A man disturbed these willets and they were moving out of his way. Willets are often very tolerant of people, but they aren't stupid and won't let you get too close to them.
Willet and Marbled Godwit
Willets often associate with other large sandpipers such as themselves. They are frequently seen with marbled godwits. These two (willet in front, godwit in back), however, are very close companions and travel together everywhere. They treat each other as mates, which is unusual.
Western willets and godwits spend their summers in different places. The godwits travel to Alaska and the western willets to the interior west to places such as Idaho and Montana. However, the summer after this photo was taken, a willet was spotted in Alaska, which is very rare. Could the willet seen in Alaska be the one in this photo?

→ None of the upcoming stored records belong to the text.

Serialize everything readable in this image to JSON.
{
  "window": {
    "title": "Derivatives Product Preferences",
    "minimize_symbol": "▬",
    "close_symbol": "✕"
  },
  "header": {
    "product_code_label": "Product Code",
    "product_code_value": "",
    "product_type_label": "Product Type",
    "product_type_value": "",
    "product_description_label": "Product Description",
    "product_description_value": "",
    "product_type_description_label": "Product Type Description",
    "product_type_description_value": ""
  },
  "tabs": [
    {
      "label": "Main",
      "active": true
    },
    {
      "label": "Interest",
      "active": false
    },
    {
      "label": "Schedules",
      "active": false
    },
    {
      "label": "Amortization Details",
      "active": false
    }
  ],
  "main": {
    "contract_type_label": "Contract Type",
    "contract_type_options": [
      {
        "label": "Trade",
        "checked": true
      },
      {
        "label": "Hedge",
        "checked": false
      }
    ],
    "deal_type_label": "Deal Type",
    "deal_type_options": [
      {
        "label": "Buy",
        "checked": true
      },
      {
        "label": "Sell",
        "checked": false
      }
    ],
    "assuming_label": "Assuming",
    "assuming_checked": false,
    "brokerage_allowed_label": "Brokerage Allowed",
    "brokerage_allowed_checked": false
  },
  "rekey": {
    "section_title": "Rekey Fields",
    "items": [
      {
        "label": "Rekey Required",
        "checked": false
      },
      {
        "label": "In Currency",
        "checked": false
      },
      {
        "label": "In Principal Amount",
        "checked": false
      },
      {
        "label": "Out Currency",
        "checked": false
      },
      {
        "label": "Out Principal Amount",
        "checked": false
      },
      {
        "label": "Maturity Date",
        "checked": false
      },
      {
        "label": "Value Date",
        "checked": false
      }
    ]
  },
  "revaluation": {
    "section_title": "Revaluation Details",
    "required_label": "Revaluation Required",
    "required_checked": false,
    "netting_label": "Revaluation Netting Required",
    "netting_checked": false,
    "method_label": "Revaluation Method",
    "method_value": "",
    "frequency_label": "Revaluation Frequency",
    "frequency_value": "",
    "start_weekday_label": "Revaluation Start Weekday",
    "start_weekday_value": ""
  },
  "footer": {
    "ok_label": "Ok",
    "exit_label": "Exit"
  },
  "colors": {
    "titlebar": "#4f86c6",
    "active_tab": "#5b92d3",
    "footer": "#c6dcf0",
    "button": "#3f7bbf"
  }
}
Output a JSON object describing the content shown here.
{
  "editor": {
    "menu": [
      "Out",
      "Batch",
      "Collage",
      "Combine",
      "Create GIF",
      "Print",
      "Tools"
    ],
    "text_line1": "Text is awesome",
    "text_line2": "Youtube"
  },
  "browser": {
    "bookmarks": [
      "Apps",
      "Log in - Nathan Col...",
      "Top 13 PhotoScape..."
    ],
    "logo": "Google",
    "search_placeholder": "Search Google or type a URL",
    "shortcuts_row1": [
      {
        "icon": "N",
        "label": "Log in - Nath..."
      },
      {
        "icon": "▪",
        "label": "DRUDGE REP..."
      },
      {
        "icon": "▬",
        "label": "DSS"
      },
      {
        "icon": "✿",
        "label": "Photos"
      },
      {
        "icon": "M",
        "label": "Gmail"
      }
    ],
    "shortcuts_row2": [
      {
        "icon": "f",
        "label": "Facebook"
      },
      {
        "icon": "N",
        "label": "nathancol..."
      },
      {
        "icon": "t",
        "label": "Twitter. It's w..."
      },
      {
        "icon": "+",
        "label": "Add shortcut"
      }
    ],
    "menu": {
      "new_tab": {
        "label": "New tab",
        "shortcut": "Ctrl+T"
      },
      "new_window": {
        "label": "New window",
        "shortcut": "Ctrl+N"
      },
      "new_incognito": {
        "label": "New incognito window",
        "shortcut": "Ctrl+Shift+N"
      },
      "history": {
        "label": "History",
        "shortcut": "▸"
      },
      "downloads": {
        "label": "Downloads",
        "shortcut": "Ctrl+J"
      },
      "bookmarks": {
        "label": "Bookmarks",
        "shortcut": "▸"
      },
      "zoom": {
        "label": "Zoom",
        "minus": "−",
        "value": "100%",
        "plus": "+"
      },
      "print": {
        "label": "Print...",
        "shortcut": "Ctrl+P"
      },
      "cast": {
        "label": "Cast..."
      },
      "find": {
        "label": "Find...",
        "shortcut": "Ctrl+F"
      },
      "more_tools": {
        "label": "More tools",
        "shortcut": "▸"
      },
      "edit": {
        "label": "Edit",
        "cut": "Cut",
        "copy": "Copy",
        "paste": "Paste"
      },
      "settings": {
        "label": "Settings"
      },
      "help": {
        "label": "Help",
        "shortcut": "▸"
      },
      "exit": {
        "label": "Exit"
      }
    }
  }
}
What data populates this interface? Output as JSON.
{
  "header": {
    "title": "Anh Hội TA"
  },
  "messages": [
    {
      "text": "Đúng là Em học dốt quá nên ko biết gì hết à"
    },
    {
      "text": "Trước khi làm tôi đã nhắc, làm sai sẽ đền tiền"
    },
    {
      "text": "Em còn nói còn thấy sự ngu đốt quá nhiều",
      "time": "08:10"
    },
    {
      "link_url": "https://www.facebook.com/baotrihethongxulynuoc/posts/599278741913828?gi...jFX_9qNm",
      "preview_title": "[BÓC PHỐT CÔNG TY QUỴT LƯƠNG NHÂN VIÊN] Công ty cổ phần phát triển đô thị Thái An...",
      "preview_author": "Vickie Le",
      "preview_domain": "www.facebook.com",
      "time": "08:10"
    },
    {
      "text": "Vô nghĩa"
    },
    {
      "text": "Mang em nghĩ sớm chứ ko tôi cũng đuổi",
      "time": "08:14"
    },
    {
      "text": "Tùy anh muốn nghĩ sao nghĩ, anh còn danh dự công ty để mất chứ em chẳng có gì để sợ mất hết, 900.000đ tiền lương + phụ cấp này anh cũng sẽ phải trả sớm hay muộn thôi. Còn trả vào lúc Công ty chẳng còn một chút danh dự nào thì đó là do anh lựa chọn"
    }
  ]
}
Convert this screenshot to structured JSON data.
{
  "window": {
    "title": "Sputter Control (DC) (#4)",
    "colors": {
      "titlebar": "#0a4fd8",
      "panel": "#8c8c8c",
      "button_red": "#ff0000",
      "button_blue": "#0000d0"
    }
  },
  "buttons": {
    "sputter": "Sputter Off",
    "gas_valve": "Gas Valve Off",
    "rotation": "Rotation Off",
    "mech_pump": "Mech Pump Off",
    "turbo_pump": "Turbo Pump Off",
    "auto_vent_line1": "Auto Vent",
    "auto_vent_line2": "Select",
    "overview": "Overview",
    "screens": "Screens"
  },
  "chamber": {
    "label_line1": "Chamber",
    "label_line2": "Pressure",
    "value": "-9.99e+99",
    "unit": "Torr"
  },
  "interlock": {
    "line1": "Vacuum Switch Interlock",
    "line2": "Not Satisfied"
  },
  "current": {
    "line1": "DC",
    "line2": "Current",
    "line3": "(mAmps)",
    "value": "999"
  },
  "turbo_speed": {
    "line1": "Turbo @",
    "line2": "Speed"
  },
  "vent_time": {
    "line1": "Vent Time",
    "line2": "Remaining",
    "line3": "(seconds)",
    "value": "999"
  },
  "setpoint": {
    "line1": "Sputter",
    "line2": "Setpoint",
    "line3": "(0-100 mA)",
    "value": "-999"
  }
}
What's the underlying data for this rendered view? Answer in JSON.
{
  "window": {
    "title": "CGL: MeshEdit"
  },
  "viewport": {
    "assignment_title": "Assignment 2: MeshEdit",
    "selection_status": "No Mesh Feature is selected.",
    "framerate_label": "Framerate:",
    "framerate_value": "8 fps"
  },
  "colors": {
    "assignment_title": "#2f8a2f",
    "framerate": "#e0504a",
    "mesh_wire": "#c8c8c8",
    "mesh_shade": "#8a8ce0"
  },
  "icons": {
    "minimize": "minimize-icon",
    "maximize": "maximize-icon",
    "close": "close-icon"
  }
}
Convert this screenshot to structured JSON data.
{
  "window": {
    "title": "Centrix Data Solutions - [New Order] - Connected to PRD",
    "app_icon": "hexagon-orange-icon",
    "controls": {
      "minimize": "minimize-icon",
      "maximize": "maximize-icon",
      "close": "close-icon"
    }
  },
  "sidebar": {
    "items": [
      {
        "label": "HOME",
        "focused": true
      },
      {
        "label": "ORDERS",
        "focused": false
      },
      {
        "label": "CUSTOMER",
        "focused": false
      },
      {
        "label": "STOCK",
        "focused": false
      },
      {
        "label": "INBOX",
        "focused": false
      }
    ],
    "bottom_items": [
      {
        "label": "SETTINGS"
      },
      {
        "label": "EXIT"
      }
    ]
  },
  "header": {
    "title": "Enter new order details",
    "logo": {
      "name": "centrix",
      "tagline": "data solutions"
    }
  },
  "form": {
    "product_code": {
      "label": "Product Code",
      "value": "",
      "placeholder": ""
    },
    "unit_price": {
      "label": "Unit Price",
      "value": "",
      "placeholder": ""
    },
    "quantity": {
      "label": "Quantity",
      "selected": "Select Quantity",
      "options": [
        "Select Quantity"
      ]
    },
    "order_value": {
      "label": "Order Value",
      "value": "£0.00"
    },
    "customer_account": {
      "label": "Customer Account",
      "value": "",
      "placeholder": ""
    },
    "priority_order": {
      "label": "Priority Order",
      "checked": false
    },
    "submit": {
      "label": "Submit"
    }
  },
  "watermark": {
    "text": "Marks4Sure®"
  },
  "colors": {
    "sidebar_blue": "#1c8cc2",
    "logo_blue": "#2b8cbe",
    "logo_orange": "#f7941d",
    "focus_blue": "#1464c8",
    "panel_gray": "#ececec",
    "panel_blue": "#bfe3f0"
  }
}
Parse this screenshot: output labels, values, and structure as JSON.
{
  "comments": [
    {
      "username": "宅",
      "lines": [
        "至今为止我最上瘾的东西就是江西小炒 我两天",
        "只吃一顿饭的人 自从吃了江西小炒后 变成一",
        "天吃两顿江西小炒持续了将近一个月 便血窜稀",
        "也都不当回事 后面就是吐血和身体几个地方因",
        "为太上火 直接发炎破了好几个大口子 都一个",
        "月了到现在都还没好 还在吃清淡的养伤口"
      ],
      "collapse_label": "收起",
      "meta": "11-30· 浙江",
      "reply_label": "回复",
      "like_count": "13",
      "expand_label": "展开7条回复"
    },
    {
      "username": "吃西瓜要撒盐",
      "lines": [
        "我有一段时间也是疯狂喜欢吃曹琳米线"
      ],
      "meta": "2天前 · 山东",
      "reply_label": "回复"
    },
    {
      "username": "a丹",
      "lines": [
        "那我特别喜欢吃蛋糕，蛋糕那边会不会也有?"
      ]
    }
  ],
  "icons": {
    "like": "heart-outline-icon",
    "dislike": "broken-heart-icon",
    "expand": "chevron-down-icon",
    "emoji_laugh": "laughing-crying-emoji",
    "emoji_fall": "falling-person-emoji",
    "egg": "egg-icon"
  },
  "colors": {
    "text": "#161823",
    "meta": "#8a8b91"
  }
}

Willets are often curious and like to check things out, especially if they think there's going to be food involved. They like to eat crustaceans, insects and small fish. One thing I notice is that willets seem to like to watch human beings as much as humans like to watch them, too. I've also heard stories of willets eating bread handouts, but are picky about the type of bread they will eat.
Willet and shorebird stuff for the willet and shorebird fanatic. Some of the items are just for the enjoyment of willets, some are to help you better identify shorebirds in general.
Makes the great willet sound! I love these stuffed birds as I have two of them myself. Be aware, though, these are not machine washable.
One of the best guides for shorebirds around. This book talks about shorebirds in detail and has a lot of great photos.
About their enemies
Willets are considered prey animals. Their biggest predator is the peregrine falcon who regularly hunts them. Check out this awesome photo of a peregrine falcon carrying a live willet in its talons.
When a predator flies over, the willets make a short, sharp series of calls until some time after the predator disappears.
Other predators include other hawks and falcons. Land predators tend to be a threat mostly to their young.
Willet Photos! - Here are some willet photos I've taken (mostly western willets). Stay tuned, more will be added.Click thumbnail to view full-size
These willets may have been traveling from the breeding areas to the northeast of me to the coast. They showed up at Lake Murray one fall. Note the greenish legs of the juvenile willet. Young willets often fly "off course" on their first flight south from the breeding grounds.
He's making the special call!
I think this is a great photo because you rarely get a photo of them in this posture. He seems to be really go all at it with his call. Also, this is a good example of a western willet.
More willet information
Here are some links to more information. More to be added soon.
- Willet--Cornell Lab of Ornithology
Information on willets, breeding, migration, and more photos. This is the go-to link for the best identification of this or any other birds.
- Willet - Wikipedia, the free encyclopedia
Wikipedia's take on the willet which includes more links to other sources.
- Willet: Bird of the Month - Smithsonian Migratory Bird Center - National Zoo| FONZ
Learn things about the Willet that you won't find in the standard field guide.
- Willet - Catoptrophorus semipalmatus - NatureWorks
The willet is a large shorebird that is a member of the sandpiper family. It is about 13-15 inches in length. It has grayish-brown head, back and wings; a white belly; a long, straight black bill; long grayish-blue legs and black and white bands on i
In breeding plumage
I believe this is an eastern willet in breeding plumage. Eastern willets were once hunted almost into extinction in the mid to late 1800s like many other birds, but have since recovered. Unlike western willets, breeding eastern willets are more likely to be seen in more populated areas.